| What you should do |
Looking at the records below, say how many lines contain "description". Nothing else belongs in the answer.

[Records from a data source]
=== Section Start ===

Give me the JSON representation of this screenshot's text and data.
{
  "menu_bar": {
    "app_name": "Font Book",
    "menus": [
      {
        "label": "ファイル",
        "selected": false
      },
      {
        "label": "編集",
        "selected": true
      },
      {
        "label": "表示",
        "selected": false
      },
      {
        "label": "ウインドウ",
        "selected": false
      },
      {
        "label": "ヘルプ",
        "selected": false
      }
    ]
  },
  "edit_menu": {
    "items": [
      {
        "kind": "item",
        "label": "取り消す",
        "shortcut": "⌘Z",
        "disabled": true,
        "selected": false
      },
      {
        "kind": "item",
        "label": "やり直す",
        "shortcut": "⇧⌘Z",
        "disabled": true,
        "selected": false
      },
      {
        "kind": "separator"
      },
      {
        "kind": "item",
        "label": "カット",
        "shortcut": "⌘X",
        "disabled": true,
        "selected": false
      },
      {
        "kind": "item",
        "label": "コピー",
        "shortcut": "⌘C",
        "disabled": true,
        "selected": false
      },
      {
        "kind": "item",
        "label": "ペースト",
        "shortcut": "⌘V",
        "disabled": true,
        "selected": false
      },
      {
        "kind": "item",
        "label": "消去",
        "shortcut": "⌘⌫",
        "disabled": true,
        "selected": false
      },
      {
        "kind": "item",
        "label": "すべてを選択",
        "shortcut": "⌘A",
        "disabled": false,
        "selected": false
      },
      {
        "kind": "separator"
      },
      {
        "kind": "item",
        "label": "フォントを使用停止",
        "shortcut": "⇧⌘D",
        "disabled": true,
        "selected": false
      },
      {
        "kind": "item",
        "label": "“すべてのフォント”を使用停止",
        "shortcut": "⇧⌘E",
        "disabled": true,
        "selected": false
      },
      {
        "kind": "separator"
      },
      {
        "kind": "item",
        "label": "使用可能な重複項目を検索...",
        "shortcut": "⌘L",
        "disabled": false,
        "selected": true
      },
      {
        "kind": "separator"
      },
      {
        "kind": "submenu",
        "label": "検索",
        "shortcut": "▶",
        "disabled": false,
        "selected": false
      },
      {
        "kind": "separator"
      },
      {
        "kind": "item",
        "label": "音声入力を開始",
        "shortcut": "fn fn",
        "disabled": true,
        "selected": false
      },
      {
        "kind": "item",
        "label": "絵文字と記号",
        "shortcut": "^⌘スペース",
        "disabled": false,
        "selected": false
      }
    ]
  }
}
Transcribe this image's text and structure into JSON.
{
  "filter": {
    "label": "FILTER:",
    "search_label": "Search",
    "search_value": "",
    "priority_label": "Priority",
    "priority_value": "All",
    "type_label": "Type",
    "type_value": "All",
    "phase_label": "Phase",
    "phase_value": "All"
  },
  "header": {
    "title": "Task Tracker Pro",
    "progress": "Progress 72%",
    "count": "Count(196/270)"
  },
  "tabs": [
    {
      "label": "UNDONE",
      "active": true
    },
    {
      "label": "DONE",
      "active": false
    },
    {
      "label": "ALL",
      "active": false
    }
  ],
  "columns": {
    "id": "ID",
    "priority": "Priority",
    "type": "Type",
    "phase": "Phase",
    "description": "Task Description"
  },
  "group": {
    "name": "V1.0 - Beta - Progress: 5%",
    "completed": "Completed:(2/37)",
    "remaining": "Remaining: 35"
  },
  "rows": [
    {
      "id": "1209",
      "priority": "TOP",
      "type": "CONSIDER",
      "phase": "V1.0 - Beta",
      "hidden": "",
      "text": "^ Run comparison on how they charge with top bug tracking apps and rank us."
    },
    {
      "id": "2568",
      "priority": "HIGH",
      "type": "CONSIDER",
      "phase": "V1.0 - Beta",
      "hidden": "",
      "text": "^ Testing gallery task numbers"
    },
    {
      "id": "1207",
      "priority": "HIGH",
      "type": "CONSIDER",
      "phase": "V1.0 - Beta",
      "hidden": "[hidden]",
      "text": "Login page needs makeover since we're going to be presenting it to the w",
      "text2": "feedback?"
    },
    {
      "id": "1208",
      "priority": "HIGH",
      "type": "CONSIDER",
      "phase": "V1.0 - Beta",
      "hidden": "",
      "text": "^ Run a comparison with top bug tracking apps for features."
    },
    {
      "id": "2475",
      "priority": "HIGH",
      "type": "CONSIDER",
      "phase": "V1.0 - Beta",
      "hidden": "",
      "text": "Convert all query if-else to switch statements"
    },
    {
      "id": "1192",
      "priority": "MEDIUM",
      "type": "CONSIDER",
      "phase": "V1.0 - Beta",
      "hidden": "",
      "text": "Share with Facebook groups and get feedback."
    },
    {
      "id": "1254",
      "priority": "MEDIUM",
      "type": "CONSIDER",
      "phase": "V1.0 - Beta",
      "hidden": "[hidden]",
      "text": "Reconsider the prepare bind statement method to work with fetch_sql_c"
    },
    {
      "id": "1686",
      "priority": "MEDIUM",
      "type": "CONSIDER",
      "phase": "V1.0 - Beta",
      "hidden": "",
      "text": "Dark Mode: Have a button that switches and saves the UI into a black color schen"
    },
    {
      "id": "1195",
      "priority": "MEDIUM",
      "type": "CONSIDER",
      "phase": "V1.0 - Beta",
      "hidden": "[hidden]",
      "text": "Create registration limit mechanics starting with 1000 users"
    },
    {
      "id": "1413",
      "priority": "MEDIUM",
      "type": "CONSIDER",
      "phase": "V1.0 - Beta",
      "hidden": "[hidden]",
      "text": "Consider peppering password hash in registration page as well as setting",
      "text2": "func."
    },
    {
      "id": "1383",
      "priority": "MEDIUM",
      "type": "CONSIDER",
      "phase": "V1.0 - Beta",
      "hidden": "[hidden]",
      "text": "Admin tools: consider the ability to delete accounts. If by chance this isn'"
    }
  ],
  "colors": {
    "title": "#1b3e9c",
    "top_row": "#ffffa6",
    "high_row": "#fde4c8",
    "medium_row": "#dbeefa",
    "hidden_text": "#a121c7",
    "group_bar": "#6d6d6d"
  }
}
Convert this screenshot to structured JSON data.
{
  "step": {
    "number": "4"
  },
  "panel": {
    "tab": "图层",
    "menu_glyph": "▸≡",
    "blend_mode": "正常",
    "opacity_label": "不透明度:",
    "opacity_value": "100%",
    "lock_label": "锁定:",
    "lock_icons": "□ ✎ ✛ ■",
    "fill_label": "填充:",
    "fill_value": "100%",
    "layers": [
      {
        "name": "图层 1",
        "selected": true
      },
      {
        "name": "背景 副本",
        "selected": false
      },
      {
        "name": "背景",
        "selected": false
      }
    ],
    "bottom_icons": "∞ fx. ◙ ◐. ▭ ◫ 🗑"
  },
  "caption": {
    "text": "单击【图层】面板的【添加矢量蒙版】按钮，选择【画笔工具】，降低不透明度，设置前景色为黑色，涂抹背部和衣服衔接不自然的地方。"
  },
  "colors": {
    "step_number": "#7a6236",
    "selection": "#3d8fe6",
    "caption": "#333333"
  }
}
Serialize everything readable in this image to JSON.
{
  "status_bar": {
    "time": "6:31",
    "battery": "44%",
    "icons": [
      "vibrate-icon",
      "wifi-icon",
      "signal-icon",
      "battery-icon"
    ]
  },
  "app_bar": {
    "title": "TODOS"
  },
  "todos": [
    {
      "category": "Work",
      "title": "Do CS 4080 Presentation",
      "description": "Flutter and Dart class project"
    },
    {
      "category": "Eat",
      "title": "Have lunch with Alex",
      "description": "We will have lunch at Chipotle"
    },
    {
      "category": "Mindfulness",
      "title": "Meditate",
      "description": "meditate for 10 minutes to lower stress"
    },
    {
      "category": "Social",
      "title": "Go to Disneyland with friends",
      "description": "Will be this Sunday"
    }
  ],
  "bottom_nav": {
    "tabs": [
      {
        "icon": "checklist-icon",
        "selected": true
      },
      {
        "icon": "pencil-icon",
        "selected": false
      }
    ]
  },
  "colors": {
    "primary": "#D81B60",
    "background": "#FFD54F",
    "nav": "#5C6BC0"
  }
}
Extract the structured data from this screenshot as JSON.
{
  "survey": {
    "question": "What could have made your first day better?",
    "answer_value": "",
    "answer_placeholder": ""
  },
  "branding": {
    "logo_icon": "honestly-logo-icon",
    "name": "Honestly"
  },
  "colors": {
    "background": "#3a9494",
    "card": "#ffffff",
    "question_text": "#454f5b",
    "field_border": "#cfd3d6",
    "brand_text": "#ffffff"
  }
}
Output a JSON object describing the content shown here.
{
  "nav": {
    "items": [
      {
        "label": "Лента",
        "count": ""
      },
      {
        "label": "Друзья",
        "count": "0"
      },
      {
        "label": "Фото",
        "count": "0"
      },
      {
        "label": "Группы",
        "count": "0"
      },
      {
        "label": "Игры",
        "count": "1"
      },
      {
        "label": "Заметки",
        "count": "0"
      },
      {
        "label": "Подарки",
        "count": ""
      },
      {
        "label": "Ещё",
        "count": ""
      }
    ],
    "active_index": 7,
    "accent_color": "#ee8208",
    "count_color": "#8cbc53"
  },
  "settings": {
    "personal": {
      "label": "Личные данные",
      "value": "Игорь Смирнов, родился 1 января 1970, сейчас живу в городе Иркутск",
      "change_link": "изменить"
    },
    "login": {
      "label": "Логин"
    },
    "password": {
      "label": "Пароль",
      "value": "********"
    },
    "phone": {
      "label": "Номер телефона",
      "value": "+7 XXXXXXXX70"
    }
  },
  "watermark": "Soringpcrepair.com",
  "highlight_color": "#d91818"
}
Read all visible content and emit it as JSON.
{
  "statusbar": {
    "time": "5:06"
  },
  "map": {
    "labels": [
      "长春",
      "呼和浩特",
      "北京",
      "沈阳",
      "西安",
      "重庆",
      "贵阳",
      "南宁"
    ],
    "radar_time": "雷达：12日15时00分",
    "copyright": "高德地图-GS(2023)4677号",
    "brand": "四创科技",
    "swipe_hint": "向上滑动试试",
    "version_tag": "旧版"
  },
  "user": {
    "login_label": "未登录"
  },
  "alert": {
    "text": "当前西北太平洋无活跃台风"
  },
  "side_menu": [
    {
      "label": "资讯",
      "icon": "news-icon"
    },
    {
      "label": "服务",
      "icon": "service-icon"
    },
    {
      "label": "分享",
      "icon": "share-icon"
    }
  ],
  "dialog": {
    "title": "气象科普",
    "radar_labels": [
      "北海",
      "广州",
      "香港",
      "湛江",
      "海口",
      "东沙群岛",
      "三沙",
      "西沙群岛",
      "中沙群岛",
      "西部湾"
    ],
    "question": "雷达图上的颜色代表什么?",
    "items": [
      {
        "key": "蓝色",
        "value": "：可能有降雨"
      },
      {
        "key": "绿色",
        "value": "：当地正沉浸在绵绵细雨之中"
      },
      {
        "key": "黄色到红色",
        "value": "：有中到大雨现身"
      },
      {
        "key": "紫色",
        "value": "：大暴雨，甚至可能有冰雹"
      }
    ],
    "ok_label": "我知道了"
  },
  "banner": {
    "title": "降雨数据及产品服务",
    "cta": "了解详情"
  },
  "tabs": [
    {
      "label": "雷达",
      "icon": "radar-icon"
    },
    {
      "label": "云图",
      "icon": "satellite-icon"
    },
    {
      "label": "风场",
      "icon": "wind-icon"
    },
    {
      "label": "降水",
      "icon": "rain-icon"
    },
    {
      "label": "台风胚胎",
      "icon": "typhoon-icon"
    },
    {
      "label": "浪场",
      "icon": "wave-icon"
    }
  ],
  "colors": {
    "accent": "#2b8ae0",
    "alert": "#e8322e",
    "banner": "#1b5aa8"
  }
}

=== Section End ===

| Written answer |
5